> _What to do_
Below are the records; reproduce all of them exactly but without any images.

> _Task inputs_
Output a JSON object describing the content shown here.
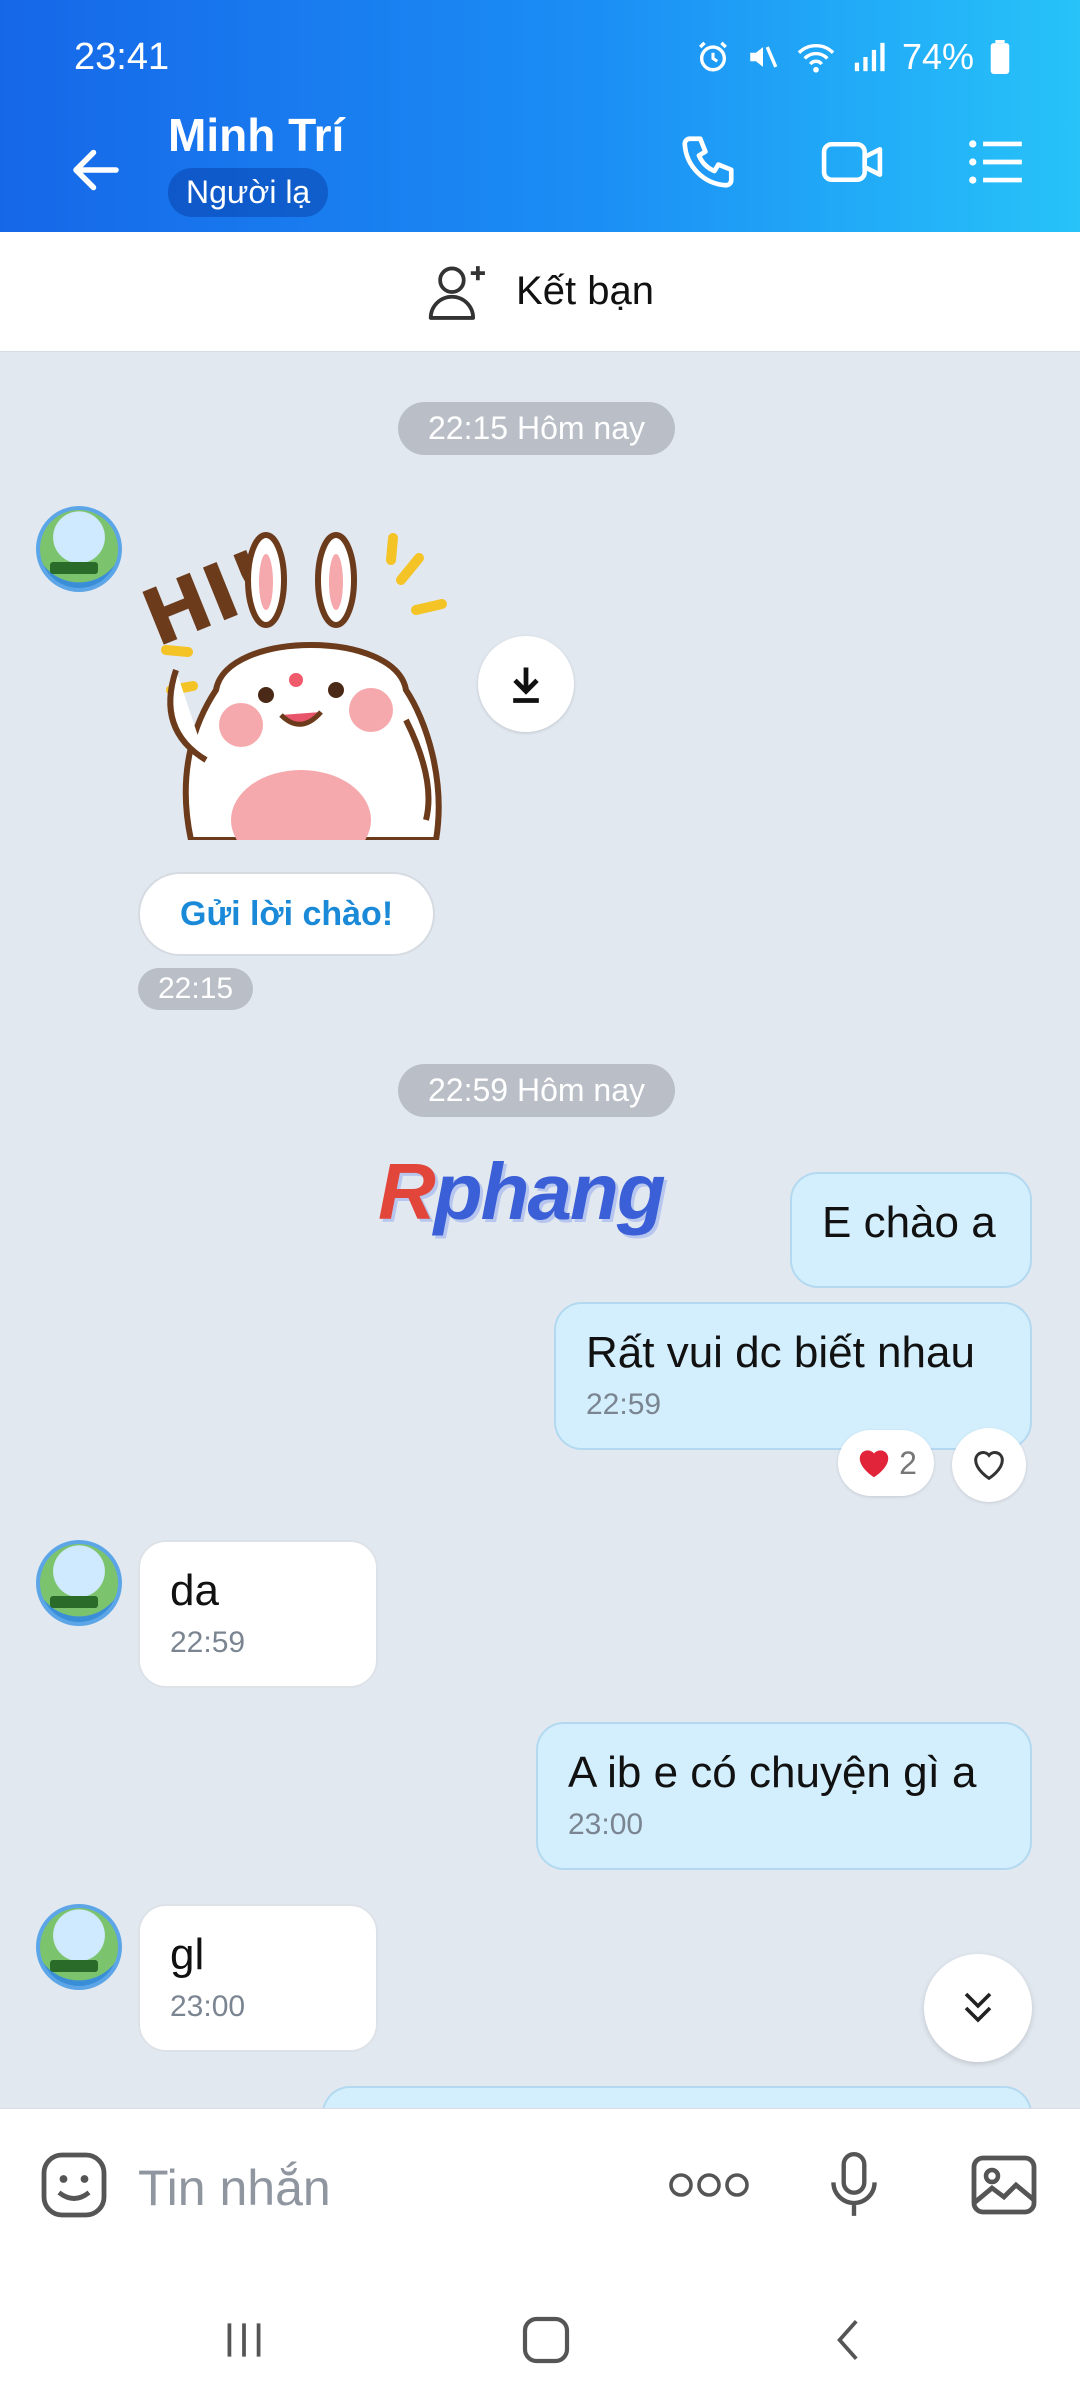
{
  "status": {
    "time": "23:41",
    "battery": "74%"
  },
  "contact": {
    "name": "Minh Trí",
    "badge": "Người lạ"
  },
  "friend_strip": {
    "label": "Kết bạn"
  },
  "chips": {
    "first": "22:15 Hôm nay",
    "second": "22:59 Hôm nay"
  },
  "sticker": {
    "text": "HI!",
    "time": "22:15"
  },
  "greet_button": "Gửi lời chào!",
  "watermark": {
    "first": "R",
    "rest": "phang"
  },
  "messages": [
    {
      "text": "E chào a"
    },
    {
      "text": "Rất vui dc biết nhau",
      "time": "22:59"
    },
    {
      "text": "da",
      "time": "22:59"
    },
    {
      "text": "A ib e có chuyện gì a",
      "time": "23:00"
    },
    {
      "text": "gl",
      "time": "23:00"
    }
  ],
  "reaction": {
    "count": "2"
  },
  "composer": {
    "placeholder": "Tin nhắn"
  }
}
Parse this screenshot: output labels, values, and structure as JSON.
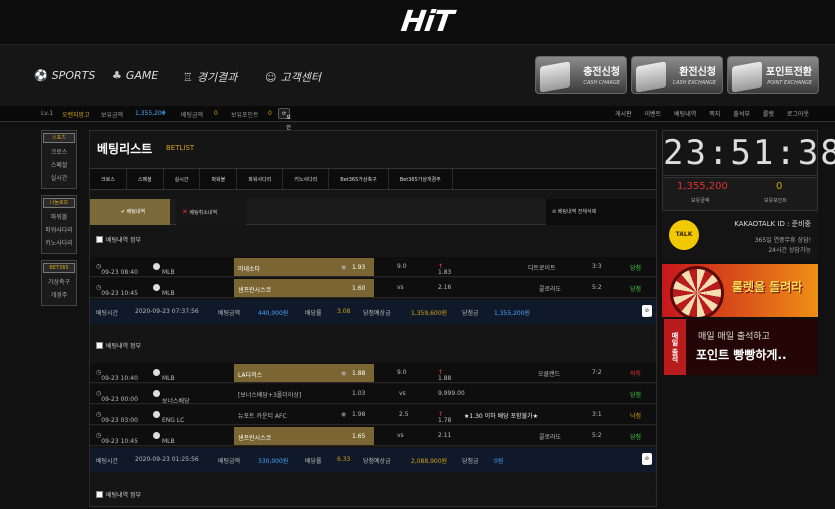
{
  "logo": "HiT",
  "nav": [
    {
      "label": "SPORTS",
      "icon": "soccer-ball-icon",
      "glyph": "⚽"
    },
    {
      "label": "GAME",
      "icon": "game-pieces-icon",
      "glyph": "♣"
    },
    {
      "label": "경기결과",
      "icon": "trophy-icon",
      "glyph": "🏆"
    },
    {
      "label": "고객센터",
      "icon": "headset-icon",
      "glyph": "☺"
    }
  ],
  "tiles": [
    {
      "title": "충전신청",
      "sub": "CASH CHARGE"
    },
    {
      "title": "환전신청",
      "sub": "CASH EXCHANGE"
    },
    {
      "title": "포인트전환",
      "sub": "POINT EXCHANGE"
    }
  ],
  "info": {
    "level": "Lv.1",
    "nick": "오렌지망고",
    "bal_label": "보유금액",
    "bal": "1,355,200",
    "bet_label": "베팅금액",
    "bet": "0",
    "pt_label": "보유포인트",
    "pt": "0",
    "pt_btn": "포인트 전환"
  },
  "toplinks": [
    "게시판",
    "이벤트",
    "베팅내역",
    "쪽지",
    "출석부",
    "룰렛",
    "로그아웃"
  ],
  "sidebar": [
    {
      "title": "스포츠",
      "items": [
        "크로스",
        "스페셜",
        "실시간"
      ]
    },
    {
      "title": "나눔로또",
      "items": [
        "파워볼",
        "파워사다리",
        "키노사다리"
      ]
    },
    {
      "title": "BET365",
      "items": [
        "가상축구",
        "개경주"
      ]
    }
  ],
  "betlist": {
    "title": "베팅리스트",
    "subtitle": "BETLIST",
    "tabs": [
      "크로스",
      "스페셜",
      "실시간",
      "파워볼",
      "파워사다리",
      "키노사다리",
      "Bet365가상축구",
      "Bet365가상개경주"
    ],
    "subtab_active": "베팅내역",
    "subtab_cancel": "베팅취소내역",
    "subtab_all": "베팅내역 전체삭제",
    "check_label": "베팅내역 정부",
    "foot_labels": {
      "time": "베팅시간",
      "amount": "베팅금액",
      "rate": "배당률",
      "expect": "당첨예상금",
      "win": "당첨금",
      "print": "내역보기"
    },
    "blocks": [
      {
        "rows": [
          {
            "time": "09-23 08:40",
            "league": "MLB",
            "home": "미네소타",
            "odds1": "1.93",
            "mid": "9.0",
            "odds2": "1.83",
            "up": true,
            "away": "디트로이트",
            "score": "3:3",
            "result": "당첨",
            "res": "win"
          },
          {
            "time": "09-23 10:45",
            "league": "MLB",
            "home": "샌프란시스코",
            "odds1": "1.60",
            "mid": "vs",
            "odds2": "2.16",
            "up": false,
            "away": "콜로라도",
            "score": "5:2",
            "result": "당첨",
            "res": "win"
          }
        ],
        "footer": {
          "time": "2020-09-23 07:37:56",
          "amount": "440,000원",
          "rate": "3.08",
          "expect": "1,359,600원",
          "win": "1,355,200원"
        }
      },
      {
        "rows": [
          {
            "time": "09-23 10:40",
            "league": "MLB",
            "home": "LA다저스",
            "odds1": "1.88",
            "mid": "9.0",
            "odds2": "1.88",
            "up": true,
            "away": "오클랜드",
            "score": "7:2",
            "result": "적특",
            "res": "lose"
          },
          {
            "time": "09-23 00:00",
            "league": "보너스배당",
            "home": "[보너스배당+3폴더이상]",
            "odds1": "1.03",
            "mid": "vs",
            "odds2": "9,999.00",
            "up": false,
            "away": "",
            "score": "",
            "result": "당첨",
            "res": "win"
          },
          {
            "time": "09-23 03:00",
            "league": "ENG LC",
            "home": "뉴포트 카운티 AFC",
            "odds1": "1.98",
            "mid": "2.5",
            "odds2": "1.78",
            "up": true,
            "away": "★1.30 이하 배당 포함불가★",
            "score": "3:1",
            "result": "낙첨",
            "res": "out"
          },
          {
            "time": "09-23 10:45",
            "league": "MLB",
            "home": "샌프란시스코",
            "odds1": "1.65",
            "mid": "vs",
            "odds2": "2.11",
            "up": false,
            "away": "콜로라도",
            "score": "5:2",
            "result": "당첨",
            "res": "win"
          }
        ],
        "footer": {
          "time": "2020-09-23 01:25:56",
          "amount": "330,000원",
          "rate": "6.33",
          "expect": "2,088,900원",
          "win": "0원"
        }
      }
    ]
  },
  "clock": "23:51:38",
  "balance": {
    "money": "1,355,200",
    "money_label": "보유금액",
    "points": "0",
    "points_label": "보유포인트"
  },
  "kakao": {
    "logo": "TALK",
    "id": "KAKAOTALK ID : 준비중",
    "line1": "365일 연중무휴 상담!",
    "line2": "24시간 상담가능"
  },
  "banner1": "룰렛을 돌려라",
  "banner2": {
    "tag": "매일 출석",
    "line1": "매일 매일 출석하고",
    "line2": "포인트 빵빵하게.."
  },
  "colors": {
    "gold": "#7b6633",
    "accent": "#d4a017",
    "win": "#43c943",
    "lose": "#e23333"
  }
}
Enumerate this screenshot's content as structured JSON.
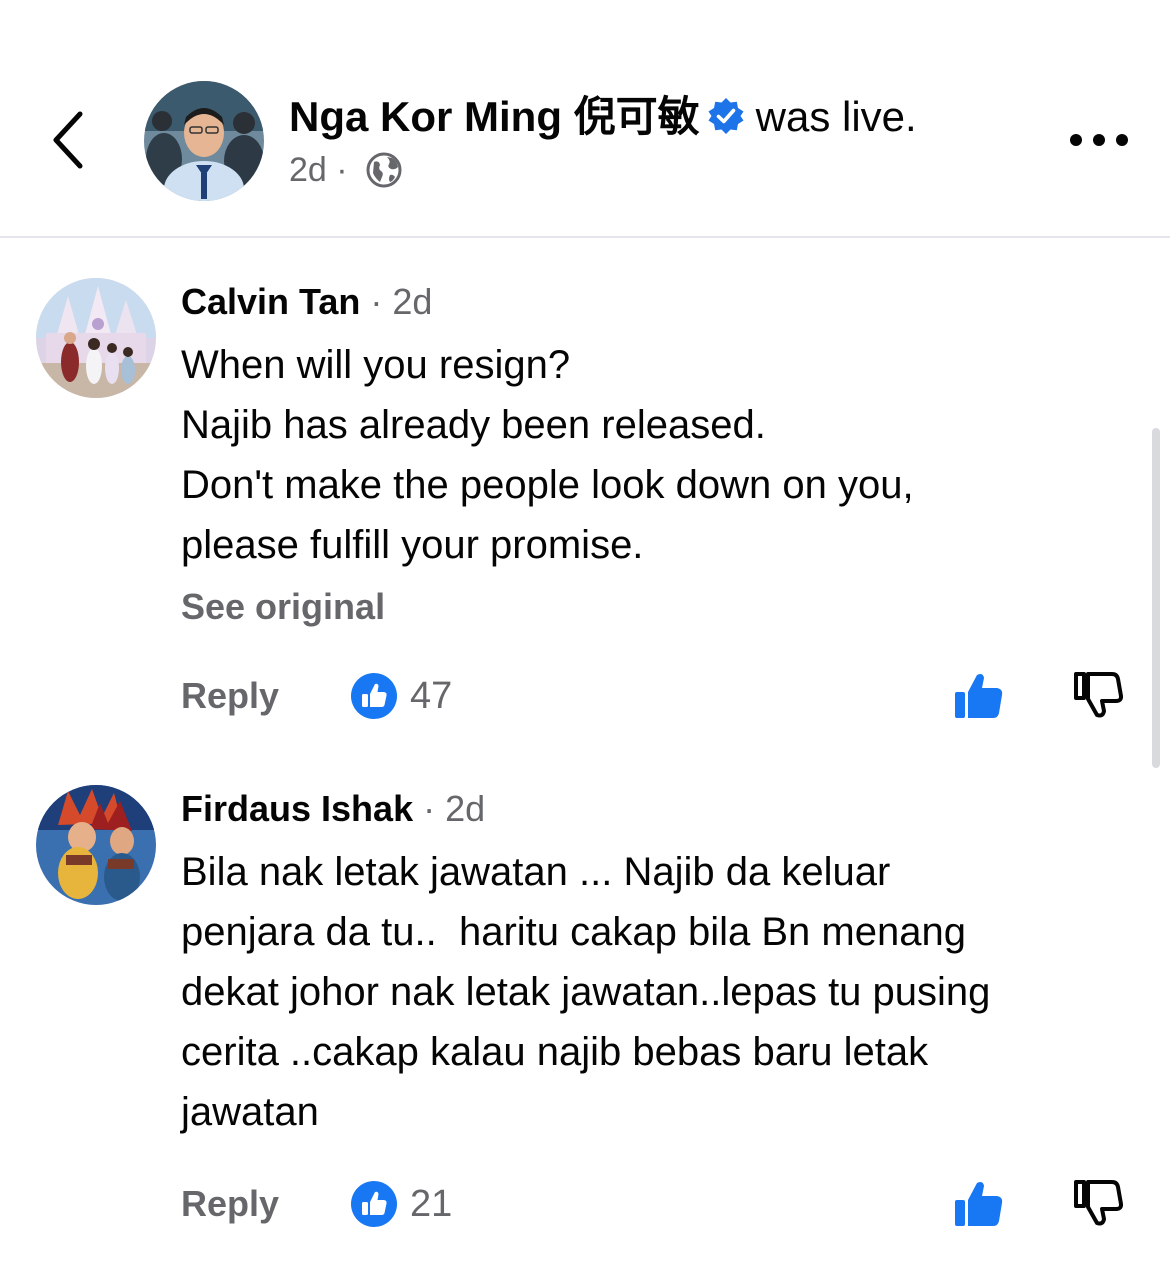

> _Exercise answer_
Output a JSON object describing the content shown here.
{
  "status": {
    "time": "23:41",
    "battery": "74%"
  },
  "contact": {
    "name": "Minh Trí",
    "badge": "Người lạ"
  },
  "friend_strip": {
    "label": "Kết bạn"
  },
  "chips": {
    "first": "22:15 Hôm nay",
    "second": "22:59 Hôm nay"
  },
  "sticker": {
    "text": "HI!",
    "time": "22:15"
  },
  "greet_button": "Gửi lời chào!",
  "watermark": {
    "first": "R",
    "rest": "phang"
  },
  "messages": [
    {
      "text": "E chào a"
    },
    {
      "text": "Rất vui dc biết nhau",
      "time": "22:59"
    },
    {
      "text": "da",
      "time": "22:59"
    },
    {
      "text": "A ib e có chuyện gì a",
      "time": "23:00"
    },
    {
      "text": "gl",
      "time": "23:00"
    }
  ],
  "reaction": {
    "count": "2"
  },
  "composer": {
    "placeholder": "Tin nhắn"
  }
}
Parse this screenshot: output labels, values, and structure as JSON.
{
  "logo": "HiT",
  "nav": [
    {
      "label": "SPORTS",
      "icon": "soccer-ball-icon",
      "glyph": "⚽"
    },
    {
      "label": "GAME",
      "icon": "game-pieces-icon",
      "glyph": "♣"
    },
    {
      "label": "경기결과",
      "icon": "trophy-icon",
      "glyph": "🏆"
    },
    {
      "label": "고객센터",
      "icon": "headset-icon",
      "glyph": "☺"
    }
  ],
  "tiles": [
    {
      "title": "충전신청",
      "sub": "CASH CHARGE"
    },
    {
      "title": "환전신청",
      "sub": "CASH EXCHANGE"
    },
    {
      "title": "포인트전환",
      "sub": "POINT EXCHANGE"
    }
  ],
  "info": {
    "level": "Lv.1",
    "nick": "오렌지망고",
    "bal_label": "보유금액",
    "bal": "1,355,200",
    "bet_label": "베팅금액",
    "bet": "0",
    "pt_label": "보유포인트",
    "pt": "0",
    "pt_btn": "포인트 전환"
  },
  "toplinks": [
    "게시판",
    "이벤트",
    "베팅내역",
    "쪽지",
    "출석부",
    "룰렛",
    "로그아웃"
  ],
  "sidebar": [
    {
      "title": "스포츠",
      "items": [
        "크로스",
        "스페셜",
        "실시간"
      ]
    },
    {
      "title": "나눔로또",
      "items": [
        "파워볼",
        "파워사다리",
        "키노사다리"
      ]
    },
    {
      "title": "BET365",
      "items": [
        "가상축구",
        "개경주"
      ]
    }
  ],
  "betlist": {
    "title": "베팅리스트",
    "subtitle": "BETLIST",
    "tabs": [
      "크로스",
      "스페셜",
      "실시간",
      "파워볼",
      "파워사다리",
      "키노사다리",
      "Bet365가상축구",
      "Bet365가상개경주"
    ],
    "subtab_active": "베팅내역",
    "subtab_cancel": "베팅취소내역",
    "subtab_all": "베팅내역 전체삭제",
    "check_label": "베팅내역 정부",
    "foot_labels": {
      "time": "베팅시간",
      "amount": "베팅금액",
      "rate": "배당률",
      "expect": "당첨예상금",
      "win": "당첨금",
      "print": "내역보기"
    },
    "blocks": [
      {
        "rows": [
          {
            "time": "09-23 08:40",
            "league": "MLB",
            "home": "미네소타",
            "odds1": "1.93",
            "mid": "9.0",
            "odds2": "1.83",
            "up": true,
            "away": "디트로이트",
            "score": "3:3",
            "result": "당첨",
            "res": "win"
          },
          {
            "time": "09-23 10:45",
            "league": "MLB",
            "home": "샌프란시스코",
            "odds1": "1.60",
            "mid": "vs",
            "odds2": "2.16",
            "up": false,
            "away": "콜로라도",
            "score": "5:2",
            "result": "당첨",
            "res": "win"
          }
        ],
        "footer": {
          "time": "2020-09-23 07:37:56",
          "amount": "440,000원",
          "rate": "3.08",
          "expect": "1,359,600원",
          "win": "1,355,200원"
        }
      },
      {
        "rows": [
          {
            "time": "09-23 10:40",
            "league": "MLB",
            "home": "LA다저스",
            "odds1": "1.88",
            "mid": "9.0",
            "odds2": "1.88",
            "up": true,
            "away": "오클랜드",
            "score": "7:2",
            "result": "적특",
            "res": "lose"
          },
          {
            "time": "09-23 00:00",
            "league": "보너스배당",
            "home": "[보너스배당+3폴더이상]",
            "odds1": "1.03",
            "mid": "vs",
            "odds2": "9,999.00",
            "up": false,
            "away": "",
            "score": "",
            "result": "당첨",
            "res": "win"
          },
          {
            "time": "09-23 03:00",
            "league": "ENG LC",
            "home": "뉴포트 카운티 AFC",
            "odds1": "1.98",
            "mid": "2.5",
            "odds2": "1.78",
            "up": true,
            "away": "★1.30 이하 배당 포함불가★",
            "score": "3:1",
            "result": "낙첨",
            "res": "out"
          },
          {
            "time": "09-23 10:45",
            "league": "MLB",
            "home": "샌프란시스코",
            "odds1": "1.65",
            "mid": "vs",
            "odds2": "2.11",
            "up": false,
            "away": "콜로라도",
            "score": "5:2",
            "result": "당첨",
            "res": "win"
          }
        ],
        "footer": {
          "time": "2020-09-23 01:25:56",
          "amount": "330,000원",
          "rate": "6.33",
          "expect": "2,088,900원",
          "win": "0원"
        }
      }
    ]
  },
  "clock": "23:51:38",
  "balance": {
    "money": "1,355,200",
    "money_label": "보유금액",
    "points": "0",
    "points_label": "보유포인트"
  },
  "kakao": {
    "logo": "TALK",
    "id": "KAKAOTALK ID : 준비중",
    "line1": "365일 연중무휴 상담!",
    "line2": "24시간 상담가능"
  },
  "banner1": "룰렛을 돌려라",
  "banner2": {
    "tag": "매일 출석",
    "line1": "매일 매일 출석하고",
    "line2": "포인트 빵빵하게.."
  },
  "colors": {
    "gold": "#7b6633",
    "accent": "#d4a017",
    "win": "#43c943",
    "lose": "#e23333"
  }
}
Enumerate this screenshot's content as structured JSON.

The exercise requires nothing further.